Exercise details: The required answer is every line of the data containing the word "description".

Records shown:
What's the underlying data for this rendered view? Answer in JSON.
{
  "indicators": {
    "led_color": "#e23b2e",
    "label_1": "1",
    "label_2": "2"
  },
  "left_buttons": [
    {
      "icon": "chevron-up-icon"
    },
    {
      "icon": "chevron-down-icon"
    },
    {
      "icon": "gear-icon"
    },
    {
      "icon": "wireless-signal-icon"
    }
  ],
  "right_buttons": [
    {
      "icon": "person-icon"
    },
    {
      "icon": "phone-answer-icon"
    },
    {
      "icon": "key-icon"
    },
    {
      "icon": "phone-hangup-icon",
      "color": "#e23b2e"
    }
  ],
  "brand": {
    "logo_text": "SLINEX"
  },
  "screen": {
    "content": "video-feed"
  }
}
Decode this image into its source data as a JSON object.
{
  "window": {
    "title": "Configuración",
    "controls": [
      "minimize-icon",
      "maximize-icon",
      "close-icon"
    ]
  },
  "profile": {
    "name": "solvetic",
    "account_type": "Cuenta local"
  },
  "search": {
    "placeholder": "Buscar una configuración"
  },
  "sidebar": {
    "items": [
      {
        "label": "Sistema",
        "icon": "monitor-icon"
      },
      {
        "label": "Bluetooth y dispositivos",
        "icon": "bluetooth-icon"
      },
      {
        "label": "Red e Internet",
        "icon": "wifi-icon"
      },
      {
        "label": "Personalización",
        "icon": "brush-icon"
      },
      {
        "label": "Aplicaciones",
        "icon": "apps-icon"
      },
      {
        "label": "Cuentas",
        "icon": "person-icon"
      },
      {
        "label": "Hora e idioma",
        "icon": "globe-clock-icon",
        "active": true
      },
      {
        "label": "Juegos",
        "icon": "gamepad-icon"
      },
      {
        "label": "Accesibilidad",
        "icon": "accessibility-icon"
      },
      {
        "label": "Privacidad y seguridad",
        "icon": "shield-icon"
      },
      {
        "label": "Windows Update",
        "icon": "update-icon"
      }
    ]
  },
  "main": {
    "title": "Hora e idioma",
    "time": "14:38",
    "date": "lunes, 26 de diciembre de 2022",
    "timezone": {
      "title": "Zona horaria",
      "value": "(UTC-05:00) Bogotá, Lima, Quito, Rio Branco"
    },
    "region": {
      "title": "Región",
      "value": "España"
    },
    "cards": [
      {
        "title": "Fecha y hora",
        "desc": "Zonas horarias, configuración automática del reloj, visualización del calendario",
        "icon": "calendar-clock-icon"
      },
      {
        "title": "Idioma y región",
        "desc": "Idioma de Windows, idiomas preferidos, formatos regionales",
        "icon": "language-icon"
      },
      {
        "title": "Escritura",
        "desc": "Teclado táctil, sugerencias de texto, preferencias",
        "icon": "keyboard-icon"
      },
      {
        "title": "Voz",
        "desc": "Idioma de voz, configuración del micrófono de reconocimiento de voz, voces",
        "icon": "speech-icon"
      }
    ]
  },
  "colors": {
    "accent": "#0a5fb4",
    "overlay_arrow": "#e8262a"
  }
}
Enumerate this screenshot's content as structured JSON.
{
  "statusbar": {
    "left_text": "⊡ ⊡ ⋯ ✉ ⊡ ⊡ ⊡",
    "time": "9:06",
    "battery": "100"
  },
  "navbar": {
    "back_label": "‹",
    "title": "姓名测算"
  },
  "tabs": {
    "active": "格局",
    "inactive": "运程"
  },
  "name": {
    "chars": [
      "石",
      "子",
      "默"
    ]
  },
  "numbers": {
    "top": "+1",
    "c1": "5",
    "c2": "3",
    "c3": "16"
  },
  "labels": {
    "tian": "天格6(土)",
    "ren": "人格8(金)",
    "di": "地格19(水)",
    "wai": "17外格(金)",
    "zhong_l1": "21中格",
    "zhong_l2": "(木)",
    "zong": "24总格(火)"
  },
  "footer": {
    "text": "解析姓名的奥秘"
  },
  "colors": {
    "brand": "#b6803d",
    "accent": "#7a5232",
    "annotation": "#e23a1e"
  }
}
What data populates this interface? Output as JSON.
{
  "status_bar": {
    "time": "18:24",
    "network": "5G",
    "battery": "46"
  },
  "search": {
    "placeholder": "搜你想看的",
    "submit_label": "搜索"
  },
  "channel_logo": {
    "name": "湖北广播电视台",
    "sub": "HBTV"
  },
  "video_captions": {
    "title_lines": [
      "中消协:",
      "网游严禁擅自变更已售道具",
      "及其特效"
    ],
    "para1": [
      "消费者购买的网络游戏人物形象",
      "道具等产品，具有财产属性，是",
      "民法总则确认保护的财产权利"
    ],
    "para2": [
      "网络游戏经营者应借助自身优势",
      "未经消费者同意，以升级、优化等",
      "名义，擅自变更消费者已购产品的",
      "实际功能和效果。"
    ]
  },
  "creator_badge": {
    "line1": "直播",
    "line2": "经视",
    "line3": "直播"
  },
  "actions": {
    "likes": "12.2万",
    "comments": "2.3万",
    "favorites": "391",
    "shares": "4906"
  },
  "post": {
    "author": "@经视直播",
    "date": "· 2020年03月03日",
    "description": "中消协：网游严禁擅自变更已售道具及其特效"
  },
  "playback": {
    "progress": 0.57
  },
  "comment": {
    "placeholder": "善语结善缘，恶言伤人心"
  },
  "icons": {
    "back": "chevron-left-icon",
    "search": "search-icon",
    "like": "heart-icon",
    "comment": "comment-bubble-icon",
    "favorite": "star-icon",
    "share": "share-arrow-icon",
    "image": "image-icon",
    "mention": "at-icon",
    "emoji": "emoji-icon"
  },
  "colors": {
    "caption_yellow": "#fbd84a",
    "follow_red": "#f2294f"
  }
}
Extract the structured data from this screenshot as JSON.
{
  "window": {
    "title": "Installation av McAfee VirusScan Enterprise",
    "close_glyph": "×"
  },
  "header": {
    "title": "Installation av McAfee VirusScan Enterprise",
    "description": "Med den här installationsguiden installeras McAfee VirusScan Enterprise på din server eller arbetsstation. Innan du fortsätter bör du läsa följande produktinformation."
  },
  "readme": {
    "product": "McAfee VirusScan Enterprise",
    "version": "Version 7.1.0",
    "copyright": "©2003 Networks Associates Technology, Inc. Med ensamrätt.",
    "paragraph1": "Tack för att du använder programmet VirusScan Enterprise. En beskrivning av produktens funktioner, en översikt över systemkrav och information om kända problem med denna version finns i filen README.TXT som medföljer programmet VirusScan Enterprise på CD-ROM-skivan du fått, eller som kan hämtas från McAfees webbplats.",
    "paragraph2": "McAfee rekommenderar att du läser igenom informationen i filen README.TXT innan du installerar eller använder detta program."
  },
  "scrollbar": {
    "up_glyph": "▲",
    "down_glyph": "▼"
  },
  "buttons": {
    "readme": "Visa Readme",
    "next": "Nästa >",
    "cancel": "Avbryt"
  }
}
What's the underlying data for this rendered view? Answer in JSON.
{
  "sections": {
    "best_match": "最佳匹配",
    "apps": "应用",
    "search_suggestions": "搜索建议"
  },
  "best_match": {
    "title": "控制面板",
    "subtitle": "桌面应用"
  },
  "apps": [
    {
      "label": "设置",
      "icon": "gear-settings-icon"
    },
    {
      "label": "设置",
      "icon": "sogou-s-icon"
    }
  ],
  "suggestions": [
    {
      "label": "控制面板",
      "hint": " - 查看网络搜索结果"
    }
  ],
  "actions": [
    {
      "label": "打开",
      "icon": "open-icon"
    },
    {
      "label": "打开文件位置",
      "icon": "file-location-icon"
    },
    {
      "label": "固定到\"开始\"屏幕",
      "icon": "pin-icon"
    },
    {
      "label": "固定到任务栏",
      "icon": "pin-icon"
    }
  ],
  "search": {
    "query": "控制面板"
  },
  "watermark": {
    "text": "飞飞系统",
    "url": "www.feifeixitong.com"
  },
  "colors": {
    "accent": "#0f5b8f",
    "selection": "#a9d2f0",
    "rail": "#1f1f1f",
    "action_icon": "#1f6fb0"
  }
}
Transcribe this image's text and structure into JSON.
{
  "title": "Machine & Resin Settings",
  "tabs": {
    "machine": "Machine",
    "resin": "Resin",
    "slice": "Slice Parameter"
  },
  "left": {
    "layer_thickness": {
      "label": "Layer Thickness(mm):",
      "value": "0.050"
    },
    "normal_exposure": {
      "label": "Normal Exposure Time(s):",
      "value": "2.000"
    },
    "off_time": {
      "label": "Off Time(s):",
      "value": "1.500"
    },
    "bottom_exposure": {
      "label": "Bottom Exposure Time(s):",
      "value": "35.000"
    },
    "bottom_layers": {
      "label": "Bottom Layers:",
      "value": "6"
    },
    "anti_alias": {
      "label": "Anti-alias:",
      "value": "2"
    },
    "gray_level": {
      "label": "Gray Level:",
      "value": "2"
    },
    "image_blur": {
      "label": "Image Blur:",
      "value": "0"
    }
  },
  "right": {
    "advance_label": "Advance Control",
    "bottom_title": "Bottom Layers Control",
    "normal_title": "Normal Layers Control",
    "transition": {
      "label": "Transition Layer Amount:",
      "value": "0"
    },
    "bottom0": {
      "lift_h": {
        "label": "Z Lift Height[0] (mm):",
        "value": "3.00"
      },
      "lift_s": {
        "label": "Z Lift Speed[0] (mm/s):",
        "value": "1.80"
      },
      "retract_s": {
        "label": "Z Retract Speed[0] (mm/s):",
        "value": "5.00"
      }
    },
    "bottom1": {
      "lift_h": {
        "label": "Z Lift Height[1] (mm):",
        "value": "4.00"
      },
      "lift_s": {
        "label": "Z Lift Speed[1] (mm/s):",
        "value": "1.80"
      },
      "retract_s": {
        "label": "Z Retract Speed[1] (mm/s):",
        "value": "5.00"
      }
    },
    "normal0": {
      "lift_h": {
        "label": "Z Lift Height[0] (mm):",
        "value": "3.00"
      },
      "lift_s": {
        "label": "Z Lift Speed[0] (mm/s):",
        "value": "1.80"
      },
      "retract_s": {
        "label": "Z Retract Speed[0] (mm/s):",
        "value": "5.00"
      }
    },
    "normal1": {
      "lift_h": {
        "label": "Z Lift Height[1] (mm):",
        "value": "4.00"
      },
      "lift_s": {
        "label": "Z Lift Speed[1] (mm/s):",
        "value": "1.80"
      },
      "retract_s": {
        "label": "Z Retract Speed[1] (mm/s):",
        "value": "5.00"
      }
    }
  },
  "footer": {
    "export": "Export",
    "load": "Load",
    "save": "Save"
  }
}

Result:
    "description": "中消协：网游严禁擅自变更已售道具及其特效"
    "description": "Med den här installationsguiden installeras McAfee VirusScan Enterprise på din server eller arbetsstation. Innan du fortsätter bör du läsa följande produktinformation."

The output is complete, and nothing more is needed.